Now in 1753, when my 5th great grand-father was born, Sicily was under rule by The Kingdom of Sicily.
It was a state that ruled the part of the Italian Peninsula south of the Papal States between 1282 and 1816. It was established by the War of the Sicilian Vespers (1282–1302), when the island of Sicily revolted and was conquered by the Crown of Aragon, becoming a separate kingdom also called the Kingdom of Sicily. In 1816, it reunified with the island of Sicily to form the Kingdom of the Two Sicilies.
The two kingdoms under the House of Bourbon of Spain
In 1734, in the aftermath of the War of the Polish Succession, Naples was reconquered by King Philip V of Spain, a Bourbon, who installed his younger son, Duke Charles of Parma, as King Charles VII of Naples, starting a cadet branch of the house of Bourbon. Adding to his Neapolitan possessions, he became also King of Sicily with the name of Charles V of Sicily the next year after Austria gave up Sicily and her pretensions to Naples in exchange for the Duchy of Parma and the Grand Duchy of Tuscany. This change of hands opened up a period of economic flourishing and social and political reforms, with many public projects and cultural initiatives directly started or inspired by the king. He remained King of Sicily until his accession to the Spanish throne as Charles III of Spain in 1759, the treaties with Austria forbidding a union of the Italian domains with the Crown of Spain

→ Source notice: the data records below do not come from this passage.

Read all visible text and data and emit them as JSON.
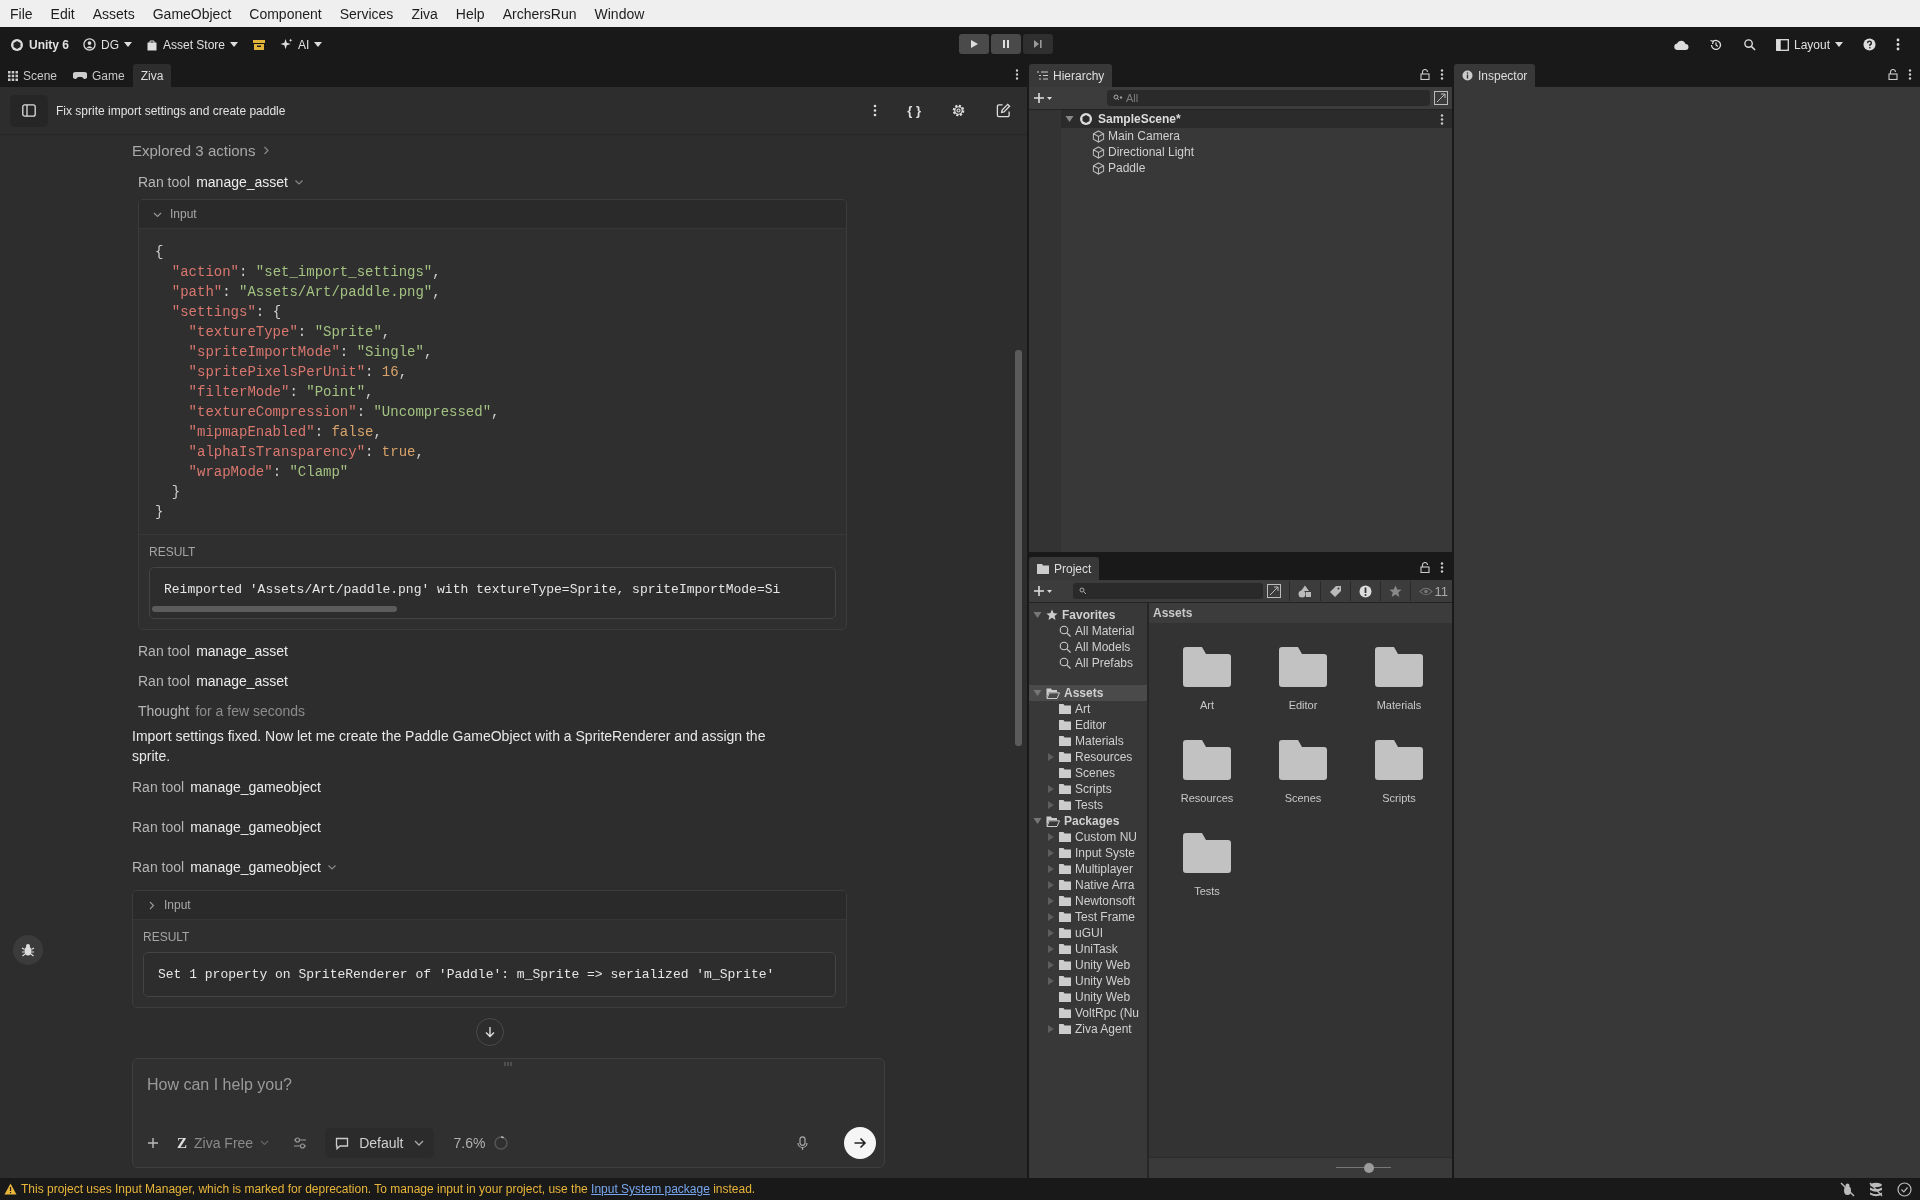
{
  "menu_bar": [
    "File",
    "Edit",
    "Assets",
    "GameObject",
    "Component",
    "Services",
    "Ziva",
    "Help",
    "ArchersRun",
    "Window"
  ],
  "toolbar": {
    "product": "Unity 6",
    "account": "DG",
    "asset_store": "Asset Store",
    "ai": "AI",
    "layout": "Layout"
  },
  "left_tabs": [
    {
      "label": "Scene",
      "selected": false
    },
    {
      "label": "Game",
      "selected": false
    },
    {
      "label": "Ziva",
      "selected": true
    }
  ],
  "chat": {
    "title": "Fix sprite import settings and create paddle",
    "json_icon": "{ }",
    "items": [
      {
        "kind": "summary",
        "text": "Explored 3 actions"
      },
      {
        "kind": "tool",
        "label": "Ran tool",
        "name": "manage_asset",
        "expanded": true,
        "input_label": "Input",
        "input_expanded": true,
        "code": [
          [
            {
              "kind": "punct",
              "text": "{"
            }
          ],
          [
            {
              "kind": "key",
              "text": "  \"action\""
            },
            {
              "kind": "punct",
              "text": ": "
            },
            {
              "kind": "string",
              "text": "\"set_import_settings\""
            },
            {
              "kind": "punct",
              "text": ","
            }
          ],
          [
            {
              "kind": "key",
              "text": "  \"path\""
            },
            {
              "kind": "punct",
              "text": ": "
            },
            {
              "kind": "string",
              "text": "\"Assets/Art/paddle.png\""
            },
            {
              "kind": "punct",
              "text": ","
            }
          ],
          [
            {
              "kind": "key",
              "text": "  \"settings\""
            },
            {
              "kind": "punct",
              "text": ": {"
            }
          ],
          [
            {
              "kind": "key",
              "text": "    \"textureType\""
            },
            {
              "kind": "punct",
              "text": ": "
            },
            {
              "kind": "string",
              "text": "\"Sprite\""
            },
            {
              "kind": "punct",
              "text": ","
            }
          ],
          [
            {
              "kind": "key",
              "text": "    \"spriteImportMode\""
            },
            {
              "kind": "punct",
              "text": ": "
            },
            {
              "kind": "string",
              "text": "\"Single\""
            },
            {
              "kind": "punct",
              "text": ","
            }
          ],
          [
            {
              "kind": "key",
              "text": "    \"spritePixelsPerUnit\""
            },
            {
              "kind": "punct",
              "text": ": "
            },
            {
              "kind": "number",
              "text": "16"
            },
            {
              "kind": "punct",
              "text": ","
            }
          ],
          [
            {
              "kind": "key",
              "text": "    \"filterMode\""
            },
            {
              "kind": "punct",
              "text": ": "
            },
            {
              "kind": "string",
              "text": "\"Point\""
            },
            {
              "kind": "punct",
              "text": ","
            }
          ],
          [
            {
              "kind": "key",
              "text": "    \"textureCompression\""
            },
            {
              "kind": "punct",
              "text": ": "
            },
            {
              "kind": "string",
              "text": "\"Uncompressed\""
            },
            {
              "kind": "punct",
              "text": ","
            }
          ],
          [
            {
              "kind": "key",
              "text": "    \"mipmapEnabled\""
            },
            {
              "kind": "punct",
              "text": ": "
            },
            {
              "kind": "number",
              "text": "false"
            },
            {
              "kind": "punct",
              "text": ","
            }
          ],
          [
            {
              "kind": "key",
              "text": "    \"alphaIsTransparency\""
            },
            {
              "kind": "punct",
              "text": ": "
            },
            {
              "kind": "number",
              "text": "true"
            },
            {
              "kind": "punct",
              "text": ","
            }
          ],
          [
            {
              "kind": "key",
              "text": "    \"wrapMode\""
            },
            {
              "kind": "punct",
              "text": ": "
            },
            {
              "kind": "string",
              "text": "\"Clamp\""
            }
          ],
          [
            {
              "kind": "punct",
              "text": "  }"
            }
          ],
          [
            {
              "kind": "punct",
              "text": "}"
            }
          ]
        ],
        "result_label": "RESULT",
        "result": "Reimported 'Assets/Art/paddle.png' with textureType=Sprite, spriteImportMode=Si",
        "result_scrollbar": true
      },
      {
        "kind": "tool",
        "label": "Ran tool",
        "name": "manage_asset",
        "expanded": false
      },
      {
        "kind": "tool",
        "label": "Ran tool",
        "name": "manage_asset",
        "expanded": false
      },
      {
        "kind": "thought",
        "label": "Thought",
        "detail": "for a few seconds"
      },
      {
        "kind": "message",
        "text": "Import settings fixed. Now let me create the Paddle GameObject with a SpriteRenderer and assign the sprite."
      },
      {
        "kind": "tool",
        "label": "Ran tool",
        "name": "manage_gameobject",
        "expanded": false
      },
      {
        "kind": "tool",
        "label": "Ran tool",
        "name": "manage_gameobject",
        "expanded": false
      },
      {
        "kind": "tool",
        "label": "Ran tool",
        "name": "manage_gameobject",
        "expanded": true,
        "input_label": "Input",
        "input_expanded": false,
        "result_label": "RESULT",
        "result": "Set 1 property on SpriteRenderer of 'Paddle': m_Sprite => serialized 'm_Sprite'",
        "result_scrollbar": false
      }
    ]
  },
  "composer": {
    "placeholder": "How can I help you?",
    "logo": "Z",
    "model": "Ziva Free",
    "mode": "Default",
    "context": "7.6%"
  },
  "hierarchy": {
    "tab": "Hierarchy",
    "search_placeholder": "All",
    "scene": {
      "name": "SampleScene*",
      "expanded": true,
      "children": [
        {
          "name": "Main Camera"
        },
        {
          "name": "Directional Light"
        },
        {
          "name": "Paddle"
        }
      ]
    }
  },
  "inspector": {
    "tab": "Inspector"
  },
  "project": {
    "tab": "Project",
    "hidden_count": "11",
    "tree": [
      {
        "name": "Favorites",
        "kind": "favorites",
        "expanded": true,
        "selected": false,
        "children": [
          {
            "name": "All Material",
            "kind": "search",
            "expandable": false
          },
          {
            "name": "All Models",
            "kind": "search",
            "expandable": false
          },
          {
            "name": "All Prefabs",
            "kind": "search",
            "expandable": false
          }
        ]
      },
      {
        "name": "Assets",
        "kind": "folder",
        "expanded": true,
        "selected": true,
        "children": [
          {
            "name": "Art",
            "kind": "folder",
            "expandable": false
          },
          {
            "name": "Editor",
            "kind": "folder",
            "expandable": false
          },
          {
            "name": "Materials",
            "kind": "folder",
            "expandable": false
          },
          {
            "name": "Resources",
            "kind": "folder",
            "expandable": true
          },
          {
            "name": "Scenes",
            "kind": "folder",
            "expandable": false
          },
          {
            "name": "Scripts",
            "kind": "folder",
            "expandable": true
          },
          {
            "name": "Tests",
            "kind": "folder",
            "expandable": true
          }
        ]
      },
      {
        "name": "Packages",
        "kind": "folder",
        "expanded": true,
        "selected": false,
        "children": [
          {
            "name": "Custom NU",
            "kind": "folder",
            "expandable": true
          },
          {
            "name": "Input Syste",
            "kind": "folder",
            "expandable": true
          },
          {
            "name": "Multiplayer",
            "kind": "folder",
            "expandable": true
          },
          {
            "name": "Native Arra",
            "kind": "folder",
            "expandable": true
          },
          {
            "name": "Newtonsoft",
            "kind": "folder",
            "expandable": true
          },
          {
            "name": "Test Frame",
            "kind": "folder",
            "expandable": true
          },
          {
            "name": "uGUI",
            "kind": "folder",
            "expandable": true
          },
          {
            "name": "UniTask",
            "kind": "folder",
            "expandable": true
          },
          {
            "name": "Unity Web",
            "kind": "folder",
            "expandable": true
          },
          {
            "name": "Unity Web",
            "kind": "folder",
            "expandable": true
          },
          {
            "name": "Unity Web",
            "kind": "folder",
            "expandable": false
          },
          {
            "name": "VoltRpc (Nu",
            "kind": "folder",
            "expandable": false
          },
          {
            "name": "Ziva Agent",
            "kind": "folder",
            "expandable": true
          }
        ]
      }
    ],
    "breadcrumb": "Assets",
    "grid": [
      {
        "name": "Art"
      },
      {
        "name": "Editor"
      },
      {
        "name": "Materials"
      },
      {
        "name": "Resources"
      },
      {
        "name": "Scenes"
      },
      {
        "name": "Scripts"
      },
      {
        "name": "Tests"
      }
    ],
    "icon_size": {
      "level": 0.6
    }
  },
  "status_bar": {
    "before": "This project uses Input Manager, which is marked for deprecation. To manage input in your project, use the ",
    "link": "Input System package",
    "after": " instead."
  }
}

In Marineo Sicily, where my Bivona Family is from, is about 30 km from Palermo in Sicily. It is situated on a hillock surmounted by a big rock, “LA ROCCA”, called by poets “canine tooth of Sicily” or “Polyphemus’s tomb.
Marineo has ancient origins thanks to the presence of the river Eleuterio.

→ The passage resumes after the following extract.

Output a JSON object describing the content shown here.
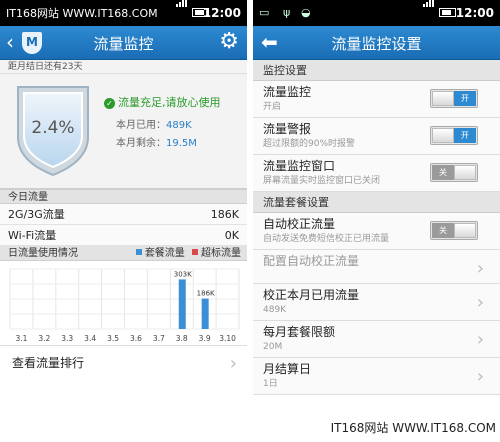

This village, first founded in 1550, has ancient origins thanks to the presence of the river Eleuterio which during the course of history offered fertile ground for many settlements.
In 1549, Nicola di Amari, who held the feud in emphyteusis, gave it to Francesco Beccadelli Bologna. This nobleman received a “licentia populandi” (a license to found a new village), by Emperor Charles the castle, the Cross Church and the Cathedral to be built.
There are lots of attractions to be seen in this charming village, the Castello Beccadelli was built in 1553 and houses the Archaeological Regional Museum of Valle Euterio which displays precious archaeological findings from the Montagnola and the Valley of the Eleuterio. There is also fascinating graves from the Roman period discovered in the district of Sant’Agata. Another significant archaeological site is Makella where there have been lots of findings dating back to the Iron period. Moreover, the Santuario della Madonna della Dayna is a marvellous church that watches over the village from the top of the rock. Built-in 1400 it was restored after World War II.
Some rare fragments of pottery found there date back to VIII century B.C. So we know this area has been inhabited for centuries and is quite ancient.
It was a native center, influenced by Punic and Greek domination. After the Roman conquest, it began declining and in the end disappeared before the Arabian conquest.
Arabian people lived in this place, and then also the Norman people occupied the hill. In the middle of the XIV century, because of the fights between Latin and Catalan armies in Sicily, the site was deserted and the city disappeared forever.
Today, its’ a village of about 7,000 people, friendly, easy going, and lovely to visit.
Walking along the river Eleutero you can find some ruins of ancient mills, Mulinello and Ex Mulino Nuovo, immersed in prominent vegetation, they are considered a significant testimony of the agricultural traditions of this village.
From Marineo it’s also possible to reach the Nature Reserve of Ficuzza where there are lots of natural paths full of Mediterranean vegetation. The Gole dello Stretto path is a fascinating but difficult hike, it goes up the river Eleutero and climbs back along a gorge carved between two hills that offers visitors a beautiful panorama.